A Carlin moment for sure: garbage in, garbage out.

What is wrong with these politicians? Navel Clarke says hoteliers tiefing the tips from hotel workers. Well, everybody shoulda’ know dat already, right? But, if you is a senator, an you goin’ make a federal case out of the issue, you have to do more than just mek big speech; you have to show and mek yuh case. Well, I thought it was commonsense (ok, so its not so common, apparently) that you don’t spout off at the mouth until you have the evidence to support what you claim. But no, not in Jamaica. Not in our senate. Here, we feel quite free to level all kinds of accusations, with nothing to base it on, but somehow expect that we are going to be taken seriously just because we say it. Because, at the end of the day, its how we draw attention to ourselves isn’t it? We don’t give a damn about the actual issues. In the end, all of that chest thumping just casts doubt and aspersions on a perfectly important issue on which to debate and to act.
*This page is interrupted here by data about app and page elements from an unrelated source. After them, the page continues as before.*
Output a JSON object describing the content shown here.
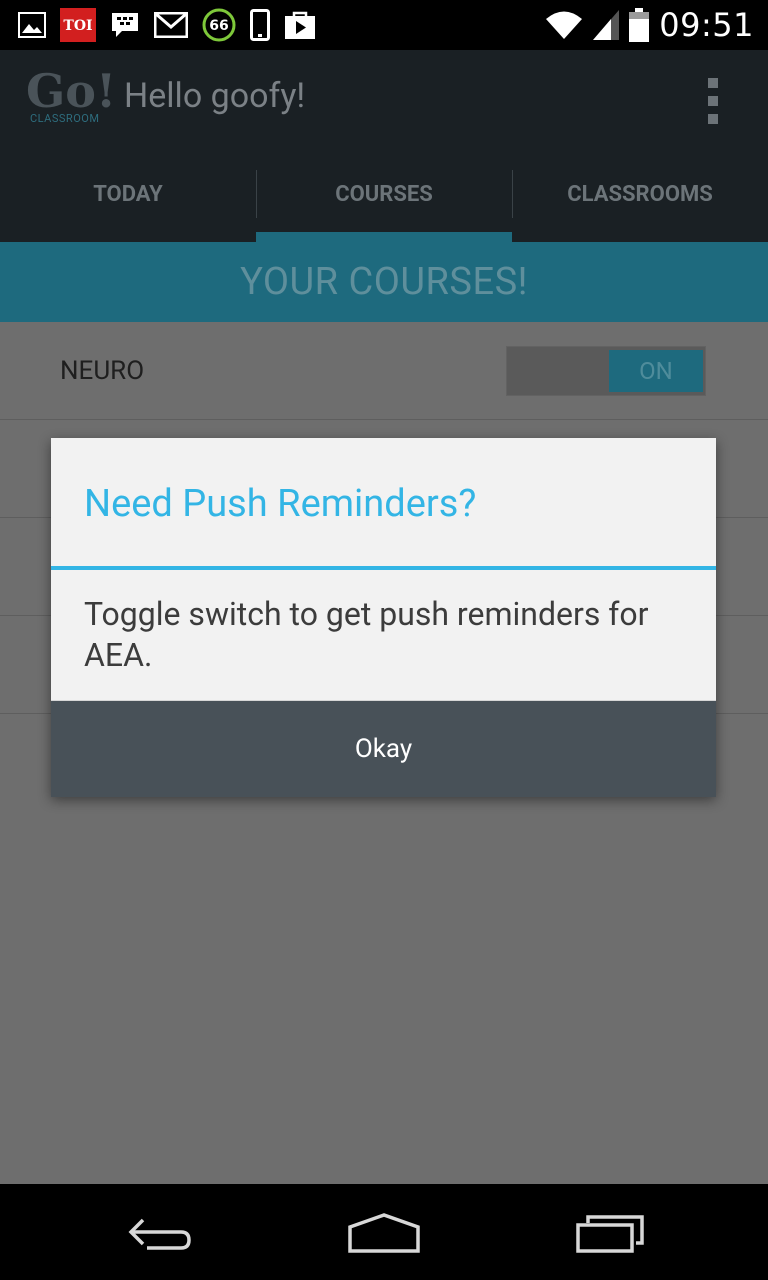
{
  "status_bar": {
    "time": "09:51",
    "left_icons": [
      "gallery-icon",
      "toi-icon",
      "bbm-icon",
      "gmail-icon",
      "sixty-six-icon",
      "phone-icon",
      "play-store-icon"
    ],
    "toi_label": "TOI",
    "badge_number": "66",
    "right_icons": [
      "wifi-icon",
      "signal-icon",
      "battery-icon"
    ]
  },
  "app_bar": {
    "logo_text": "Go!",
    "logo_subtext": "CLASSROOM",
    "title": "Hello goofy!",
    "overflow_icon": "overflow-menu-icon"
  },
  "tabs": [
    {
      "label": "TODAY",
      "active": false
    },
    {
      "label": "COURSES",
      "active": true
    },
    {
      "label": "CLASSROOMS",
      "active": false
    }
  ],
  "banner": {
    "text": "YOUR COURSES!"
  },
  "courses": [
    {
      "name": "NEURO",
      "switch_label": "ON"
    }
  ],
  "dialog": {
    "title": "Need Push Reminders?",
    "message": "Toggle switch to get push reminders for AEA.",
    "button": "Okay"
  },
  "nav_bar": {
    "icons": [
      "back-icon",
      "home-icon",
      "recent-apps-icon"
    ]
  },
  "colors": {
    "accent": "#33b5e5",
    "dim_overlay": "#6e6e6e",
    "dialog_button": "#485158"
  }
}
Next time Navel, hire a research assistant and have that person go put together a report based on all the studies done on the Jamaica tourist industry to find out how exactly the situation go. Don’t depend on hearsay and speculation. Otherwise, you look like a serious jackass.


Did he really say that?

June 21, 2008

“It is innate in us to reserve the best for visitors and treat them even better than we treat ourselves. That is why there are so few crimes against them. In our homes, we were taught at an early age to use the best china only when strangers come.” Harry Smith

If this is what is right with Jamaica, then I shudder to think of what he would say is wrong.

Letter to Gleaner, Feb. 28, 2007 

Regarding the Feb. 25 story about Jamaica not being the favored destination for overprivileged college students from the US.  In my view, that’s not necessarily a bad thing. And using the recent policies regarding passports as a scapegoat makes the problem even more apparent.


Over the past 10 years, I have often travelled to Jamaica around the spring break period. The conversations in the airport lobbies, on the airplane returning to their homes, and in my college classrooms reveal some of the reasons why the mystique has evaporated.   Jamaica simply is too expensive for what they get. Students say they want to party, but seriously, they don’t really expect to see a replication of Six Flags America-style amusement parks.  They do want to experience what this country is really about.  They want a peek beyond the mystique even though they’re probably high while doing so.


What they get glimpses of – the dirt, decline, corruption, mistreatment – tells them that they either should return as Peace Corps types, or not at all. Feeling bad about what is happening around you is not exactly the way to enjoy one’s vacation.  As such, Cancun and South Florida is a better deal; at least they know what they are getting.  This is what they tell their friends and family.


What’s missing from the development of tourism in Jamaica is a love of the place and the people who make this place what it is. The disdain with which Jamaican citizens are treated by policy makers is clearly evident to the naked, uncritical eye of spring breakers.


When the national government actively perpetuates structural violence against its citizens (poverty, poor quality of education, no protections for whatever employment does exist et al) and raids the national coffers with no explanation or plan for replacing the dwindling resources, the effects reverberate throughout the society.  The tourist industry is not immune to these conditions, and the effects are often unintended.


What is needed? Radically new ideas about planning and management of the built environment, mass firing of the government folks who are currently running the country into the ground, and sustained efforts to nurture and sustain an educated (not just school-related, but civic-minded) and engaged public.

In truth, Jamaica need a break from tourism.  We need to address the social infrastructure to make it possible for people to be less dependent on one industry for survival. We — from the swims lady in St. Elizabeth to the JUTA driver in Montego Bay – need to be able to say proudly and truthfully that residents of this country matter just as much, if not more than, the visitors. Only then can the indigenous sense of pride that is most often expressed through mob violence and desperate but ineffective demonstrations, develop into something that makes Jamaica worth going to, over and over again. And we would all — residents and visitors alike — be better off for it.